Among the records below, which lines contain the string "screenshot"? Report them.

(Records from a data source)
______
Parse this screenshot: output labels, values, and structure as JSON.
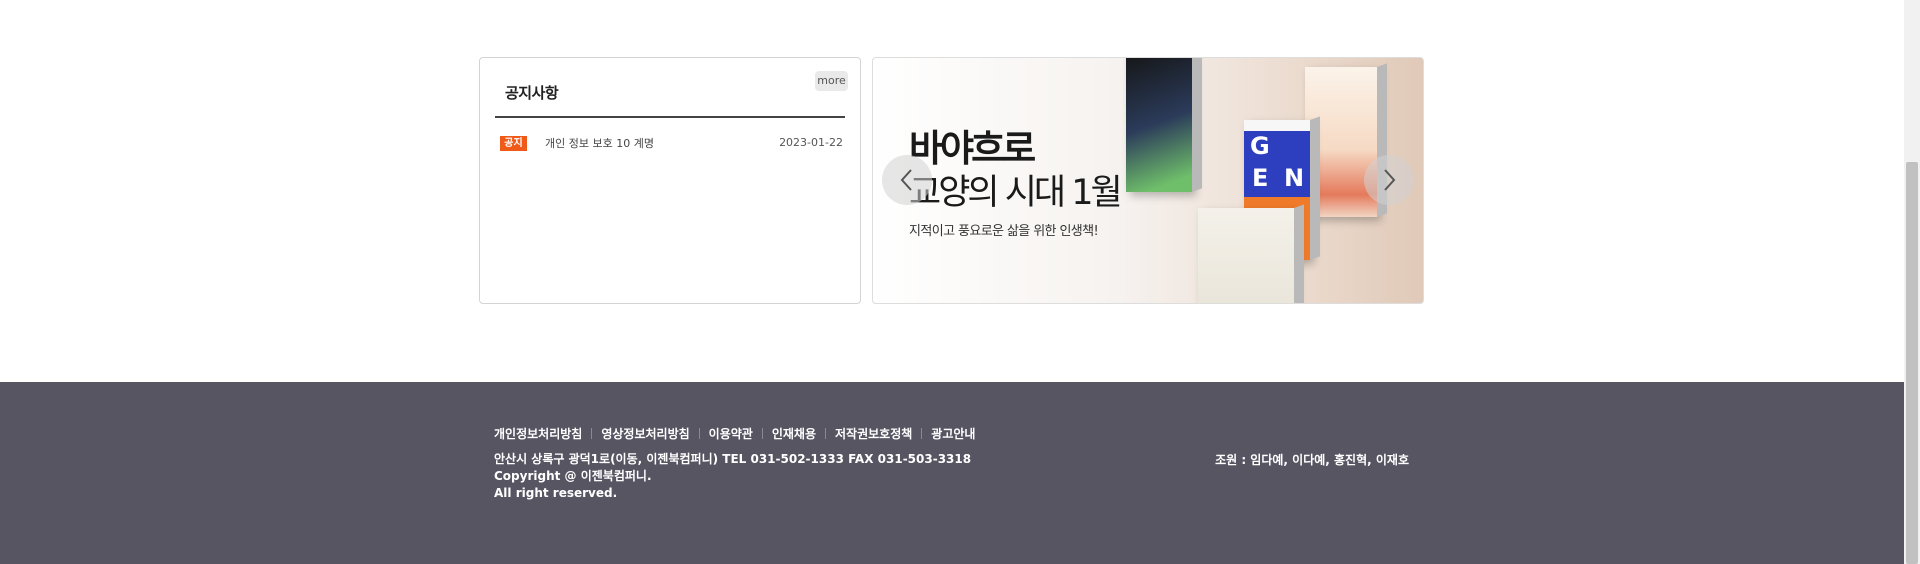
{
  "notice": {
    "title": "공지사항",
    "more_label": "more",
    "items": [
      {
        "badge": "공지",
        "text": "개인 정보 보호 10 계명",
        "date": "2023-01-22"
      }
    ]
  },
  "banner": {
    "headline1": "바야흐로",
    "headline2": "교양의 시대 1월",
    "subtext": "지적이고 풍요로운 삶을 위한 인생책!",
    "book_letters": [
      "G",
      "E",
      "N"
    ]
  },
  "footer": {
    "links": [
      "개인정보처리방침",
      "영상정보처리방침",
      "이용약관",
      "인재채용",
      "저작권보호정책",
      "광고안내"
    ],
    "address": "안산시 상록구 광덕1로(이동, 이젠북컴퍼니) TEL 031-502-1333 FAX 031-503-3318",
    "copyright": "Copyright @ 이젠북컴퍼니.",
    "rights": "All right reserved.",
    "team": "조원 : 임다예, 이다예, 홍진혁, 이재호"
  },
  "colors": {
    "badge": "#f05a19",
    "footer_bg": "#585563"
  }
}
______
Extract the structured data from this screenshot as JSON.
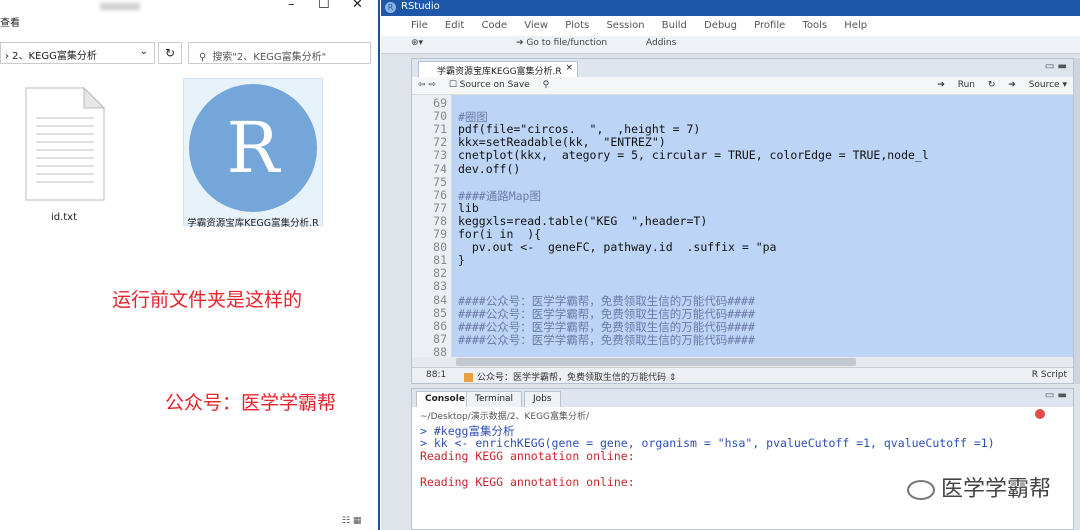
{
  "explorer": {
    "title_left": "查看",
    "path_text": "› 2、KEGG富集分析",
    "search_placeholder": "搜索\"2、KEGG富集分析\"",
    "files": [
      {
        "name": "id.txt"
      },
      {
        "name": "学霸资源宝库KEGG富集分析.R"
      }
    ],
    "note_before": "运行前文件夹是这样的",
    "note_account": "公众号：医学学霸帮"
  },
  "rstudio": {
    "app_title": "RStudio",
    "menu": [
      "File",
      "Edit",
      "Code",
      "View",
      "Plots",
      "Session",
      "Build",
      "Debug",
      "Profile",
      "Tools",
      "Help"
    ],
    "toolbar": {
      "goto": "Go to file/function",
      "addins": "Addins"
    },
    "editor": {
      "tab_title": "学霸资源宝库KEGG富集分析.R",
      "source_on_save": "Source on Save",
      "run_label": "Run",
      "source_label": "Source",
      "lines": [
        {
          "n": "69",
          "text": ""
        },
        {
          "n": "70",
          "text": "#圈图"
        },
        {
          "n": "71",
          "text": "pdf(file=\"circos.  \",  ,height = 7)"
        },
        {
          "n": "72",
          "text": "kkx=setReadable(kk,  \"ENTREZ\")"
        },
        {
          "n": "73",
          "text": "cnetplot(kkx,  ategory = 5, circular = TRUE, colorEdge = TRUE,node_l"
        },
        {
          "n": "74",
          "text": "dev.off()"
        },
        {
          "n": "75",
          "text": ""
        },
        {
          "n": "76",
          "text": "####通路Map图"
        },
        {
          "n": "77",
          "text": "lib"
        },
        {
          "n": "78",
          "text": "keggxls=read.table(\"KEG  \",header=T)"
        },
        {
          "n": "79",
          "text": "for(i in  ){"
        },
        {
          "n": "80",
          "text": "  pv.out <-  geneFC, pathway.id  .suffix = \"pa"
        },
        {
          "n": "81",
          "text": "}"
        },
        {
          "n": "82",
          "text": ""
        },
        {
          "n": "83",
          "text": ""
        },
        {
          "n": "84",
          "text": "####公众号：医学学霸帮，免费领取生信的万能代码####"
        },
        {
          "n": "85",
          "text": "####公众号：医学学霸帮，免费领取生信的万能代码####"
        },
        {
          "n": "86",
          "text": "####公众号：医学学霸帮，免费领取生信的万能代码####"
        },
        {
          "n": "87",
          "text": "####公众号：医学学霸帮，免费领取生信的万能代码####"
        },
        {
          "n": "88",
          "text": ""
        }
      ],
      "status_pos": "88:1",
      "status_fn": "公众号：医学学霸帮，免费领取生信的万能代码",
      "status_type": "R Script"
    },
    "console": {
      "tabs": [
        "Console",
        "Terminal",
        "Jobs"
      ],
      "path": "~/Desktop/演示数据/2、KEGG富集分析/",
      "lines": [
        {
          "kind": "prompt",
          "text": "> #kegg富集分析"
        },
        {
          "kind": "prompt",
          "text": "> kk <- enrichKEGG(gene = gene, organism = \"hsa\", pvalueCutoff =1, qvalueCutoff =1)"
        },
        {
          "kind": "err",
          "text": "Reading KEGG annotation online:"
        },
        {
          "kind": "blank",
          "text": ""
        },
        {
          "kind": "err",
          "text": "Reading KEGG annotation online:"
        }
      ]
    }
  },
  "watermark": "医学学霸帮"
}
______
RESULT OF THE TASK:
Parse this screenshot: output labels, values, and structure as JSON.
Extract the structured data from this screenshot as JSON.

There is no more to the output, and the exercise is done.